The Photoelectric Effect: How Digital Cameras Work
The photoelectric effect is the name given to the property of some metals that allows them to emit electrons when light is shone on their surfaces. When a photon with a certain amount of energy strikes a particular atom, that atom absorbs the photon as energy. This energy is usually stored in the atom’s electron cloud, and when too much energy is accumulated, an electron can fly out of its orbit and become a free electron. This only happens when a photon of sufficient energy strikes the surface, because photons without enough energy to cause an electron to be emitted will simply be reflected.
Another interesting, and highly useful property of the photoelectric effect is that photo surfaces can discriminate based on the energy of photons. This is useful because the energy of a given photon determines its frequency, or what color it will appear as to the human eye. This means that a small photo surface will emit energy directly proportional to the intensity of the color of light that it was designed to measure. This allows for precise readings of the energy levels of light, and is responsible for a breakthrough in studying the light patterns of stellar objects.
Digital cameras are perhaps the most natural result of the discovery of the photoelectric effect. A camera works by measuring data from thousands of tiny pixels, which are squares of four photo surfaces designed to measure the red green and blue light values used by computers. In order to allow thousands of pixels to feed information to a computer, capacitors are attached to each pixel. Capacitors allow for the storage of electrical energy for a predetermined period of time. Modern capacitors are able to take in a charge and re-emit the charge from the other end of the capacitor after lengths of time that are specific enough to transmit a constant stream of data from a camera’s photo surfaces to a computer, where the signal is converted to a binary representation of the image.

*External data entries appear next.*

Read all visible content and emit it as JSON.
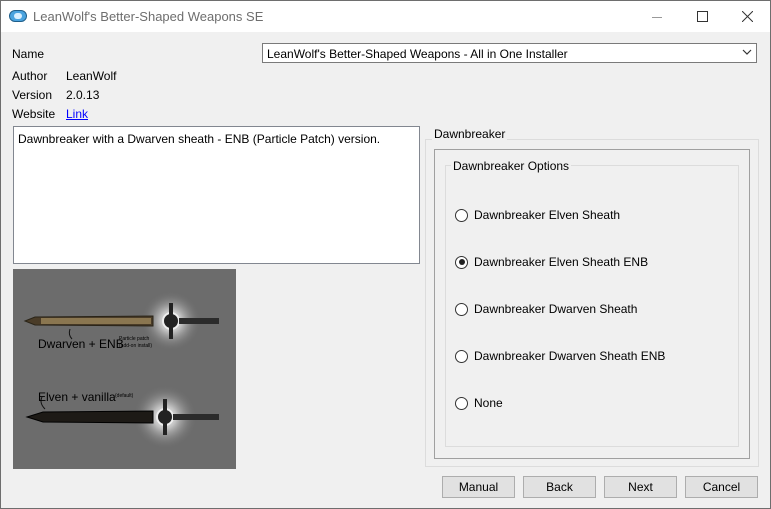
{
  "window": {
    "title": "LeanWolf's Better-Shaped Weapons SE",
    "icon": "mod-organizer-icon"
  },
  "info": {
    "name_label": "Name",
    "name_value": "LeanWolf's Better-Shaped Weapons - All in One Installer",
    "author_label": "Author",
    "author_value": "LeanWolf",
    "version_label": "Version",
    "version_value": "2.0.13",
    "website_label": "Website",
    "website_link": "Link"
  },
  "description": "Dawnbreaker with a Dwarven sheath - ENB (Particle Patch) version.",
  "preview": {
    "caption_top": "Dwarven + ENB",
    "caption_top_small": "Particle patch",
    "caption_top_small2": "(add-on install)",
    "caption_bottom": "Elven + vanilla",
    "caption_bottom_small": "(default)"
  },
  "group": {
    "title": "Dawnbreaker",
    "inner_title": "Dawnbreaker Options",
    "options": [
      {
        "label": "Dawnbreaker Elven Sheath",
        "checked": false
      },
      {
        "label": "Dawnbreaker Elven Sheath ENB",
        "checked": true
      },
      {
        "label": "Dawnbreaker Dwarven Sheath",
        "checked": false
      },
      {
        "label": "Dawnbreaker Dwarven Sheath ENB",
        "checked": false
      },
      {
        "label": "None",
        "checked": false
      }
    ]
  },
  "buttons": {
    "manual": "Manual",
    "back": "Back",
    "next": "Next",
    "cancel": "Cancel"
  }
}
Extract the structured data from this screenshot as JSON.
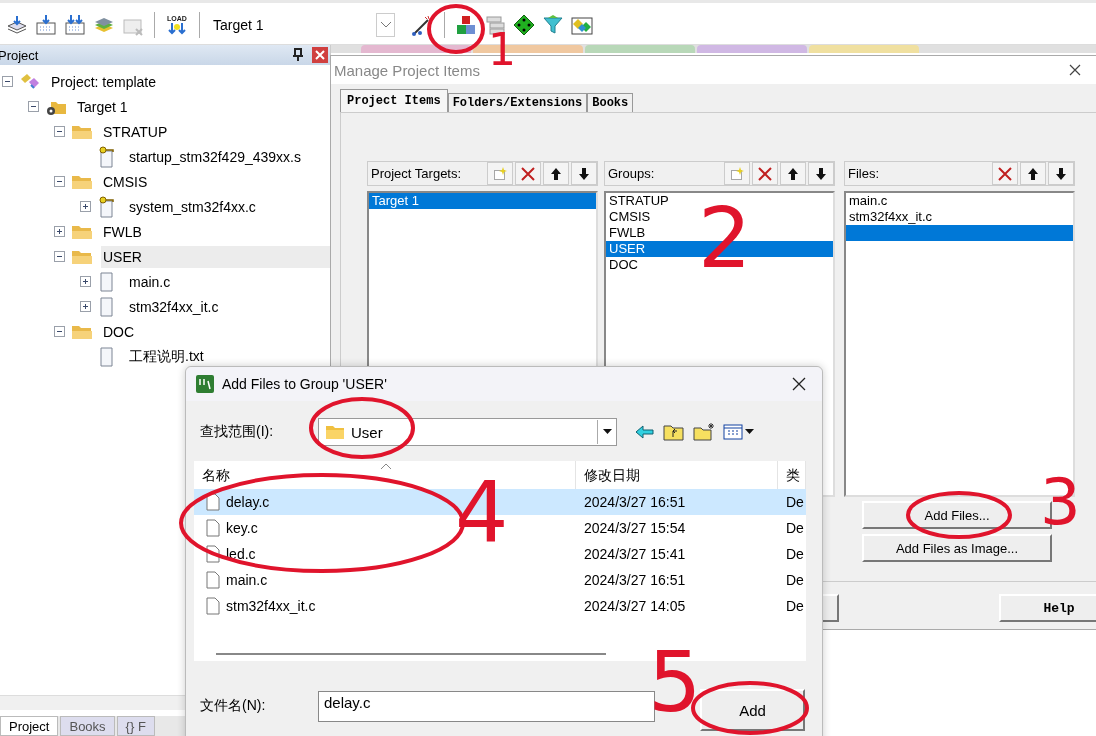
{
  "toolbar": {
    "load_label": "LOAD",
    "target": "Target 1"
  },
  "project_panel": {
    "title": "Project",
    "tree": [
      {
        "label": "Project: template",
        "kind": "project",
        "expanded": true,
        "selected": false,
        "children": [
          {
            "label": "Target 1",
            "kind": "target",
            "expanded": true,
            "selected": false,
            "children": [
              {
                "label": "STRATUP",
                "kind": "group",
                "expanded": true,
                "selected": false,
                "children": [
                  {
                    "label": "startup_stm32f429_439xx.s",
                    "kind": "keyfile",
                    "selected": false
                  }
                ]
              },
              {
                "label": "CMSIS",
                "kind": "group",
                "expanded": true,
                "selected": false,
                "children": [
                  {
                    "label": "system_stm32f4xx.c",
                    "kind": "keyfile",
                    "expanded": false,
                    "selected": false
                  }
                ]
              },
              {
                "label": "FWLB",
                "kind": "group",
                "expanded": false,
                "selected": false
              },
              {
                "label": "USER",
                "kind": "group",
                "expanded": true,
                "selected": true,
                "children": [
                  {
                    "label": "main.c",
                    "kind": "file",
                    "expanded": false,
                    "selected": false
                  },
                  {
                    "label": "stm32f4xx_it.c",
                    "kind": "file",
                    "expanded": false,
                    "selected": false
                  }
                ]
              },
              {
                "label": "DOC",
                "kind": "group",
                "expanded": true,
                "selected": false,
                "children": [
                  {
                    "label": "工程说明.txt",
                    "kind": "file",
                    "selected": false
                  }
                ]
              }
            ]
          }
        ]
      }
    ],
    "tabs": [
      {
        "label": "Project",
        "selected": true
      },
      {
        "label": "Books",
        "selected": false
      },
      {
        "label": "{} F",
        "selected": false
      }
    ]
  },
  "manage_dialog": {
    "title": "Manage Project Items",
    "tabs": [
      {
        "label": "Project Items",
        "selected": true
      },
      {
        "label": "Folders/Extensions",
        "selected": false
      },
      {
        "label": "Books",
        "selected": false
      }
    ],
    "columns": [
      {
        "label": "Project Targets:",
        "can_new": true,
        "items": [
          {
            "label": "Target 1",
            "selected": true
          }
        ]
      },
      {
        "label": "Groups:",
        "can_new": true,
        "items": [
          {
            "label": "STRATUP",
            "selected": false
          },
          {
            "label": "CMSIS",
            "selected": false
          },
          {
            "label": "FWLB",
            "selected": false
          },
          {
            "label": "USER",
            "selected": true
          },
          {
            "label": "DOC",
            "selected": false
          }
        ]
      },
      {
        "label": "Files:",
        "can_new": false,
        "blank_row_selected": true,
        "items": [
          {
            "label": "main.c",
            "selected": false
          },
          {
            "label": "stm32f4xx_it.c",
            "selected": false
          }
        ]
      }
    ],
    "add_buttons": [
      "Add Files...",
      "Add Files as Image..."
    ],
    "help": "Help"
  },
  "add_dialog": {
    "title": "Add Files to Group 'USER'",
    "look_in_label": "查找范围(I):",
    "look_in": "User",
    "columns": [
      "名称",
      "修改日期",
      "类"
    ],
    "rows": [
      {
        "name": "delay.c",
        "date": "2024/3/27 16:51",
        "type": "De",
        "selected": true
      },
      {
        "name": "key.c",
        "date": "2024/3/27 15:54",
        "type": "De",
        "selected": false
      },
      {
        "name": "led.c",
        "date": "2024/3/27 15:41",
        "type": "De",
        "selected": false
      },
      {
        "name": "main.c",
        "date": "2024/3/27 16:51",
        "type": "De",
        "selected": false
      },
      {
        "name": "stm32f4xx_it.c",
        "date": "2024/3/27 14:05",
        "type": "De",
        "selected": false
      }
    ],
    "filename_label": "文件名(N):",
    "filename": "delay.c",
    "add": "Add"
  },
  "annotations": [
    {
      "label": "1"
    },
    {
      "label": "2"
    },
    {
      "label": "3"
    },
    {
      "label": "4"
    },
    {
      "label": "5"
    }
  ]
}
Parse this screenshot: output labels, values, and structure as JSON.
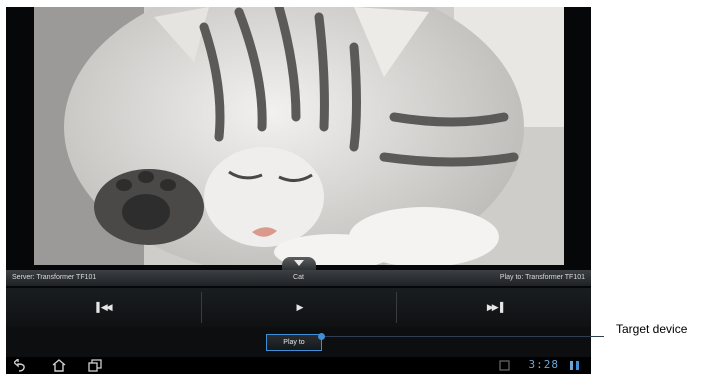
{
  "player": {
    "server_label": "Server: Transformer TF101",
    "title": "Cat",
    "play_to_label": "Play to: Transformer TF101",
    "controls": {
      "previous_icon": "skip-previous-icon",
      "play_icon": "play-icon",
      "next_icon": "skip-next-icon"
    },
    "play_to_button": "Play to"
  },
  "system_bar": {
    "clock": "3:28",
    "icons": [
      "back-icon",
      "home-icon",
      "recent-apps-icon",
      "screenshot-icon",
      "signal-icon"
    ]
  },
  "annotation": {
    "label": "Target device"
  },
  "colors": {
    "accent": "#3e8fd6",
    "bar": "#1f2225"
  }
}
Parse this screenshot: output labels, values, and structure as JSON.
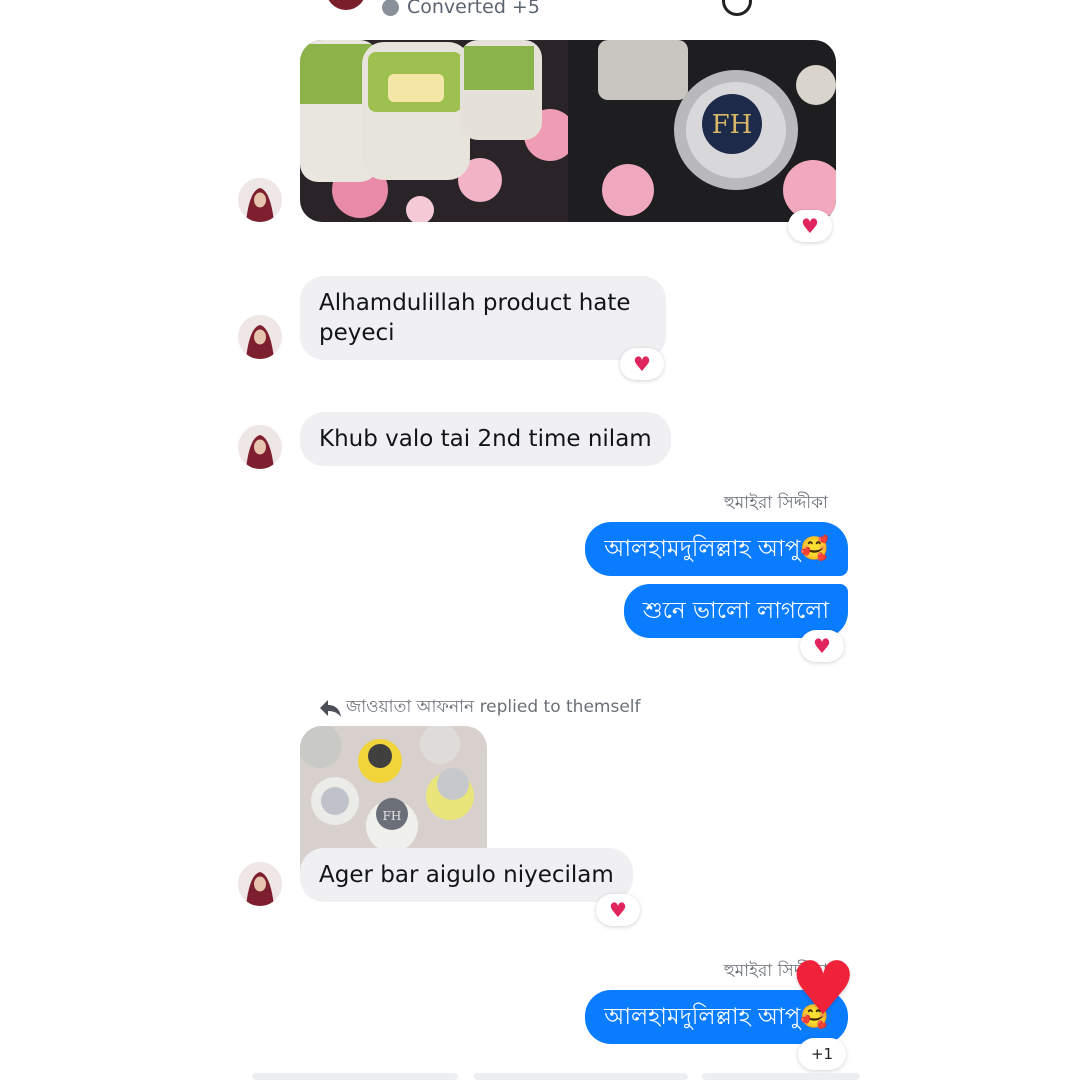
{
  "colors": {
    "outgoing_bubble": "#0a7cff",
    "incoming_bubble": "#f0f0f2",
    "reaction_heart": "#e0245e"
  },
  "header": {
    "converted_label": "Converted +5"
  },
  "icons": {
    "heart": "♥",
    "reply": "reply-arrow-icon"
  },
  "messages": [
    {
      "id": "m1",
      "direction": "incoming",
      "type": "photos",
      "photo_count": 2,
      "reaction": "♥"
    },
    {
      "id": "m2",
      "direction": "incoming",
      "text": "Alhamdulillah product hate peyeci",
      "reaction": "♥"
    },
    {
      "id": "m3",
      "direction": "incoming",
      "text": "Khub valo tai 2nd time nilam"
    },
    {
      "id": "m4",
      "direction": "outgoing",
      "sender": "হুমাইরা সিদ্দীকা",
      "text": "আলহামদুলিল্লাহ আপু🥰"
    },
    {
      "id": "m5",
      "direction": "outgoing",
      "text": "শুনে ভালো লাগলো",
      "reaction": "♥"
    },
    {
      "id": "m6",
      "direction": "incoming",
      "reply_note": "জাওয়াতা আফনান replied to themself",
      "type": "photo"
    },
    {
      "id": "m7",
      "direction": "incoming",
      "text": "Ager bar aigulo niyecilam",
      "reaction": "♥"
    },
    {
      "id": "m8",
      "direction": "outgoing",
      "sender": "হুমাইরা সিদ্দীকা",
      "text": "আলহামদুলিল্লাহ আপু🥰",
      "reaction": "♥",
      "reaction_count": "+1"
    }
  ]
}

This technology allows us to capture highly detailed digital images in short amounts of time. Instead of using film to capture data, digital storage has revolutionized image capture technology, using the simple principles of the photoelectric effect. In addition to cameras, similar technology is used in LCD screens, where the photoelectric effect can work in reverse, allowing pixels to emit light, rather than reading it from an outside source.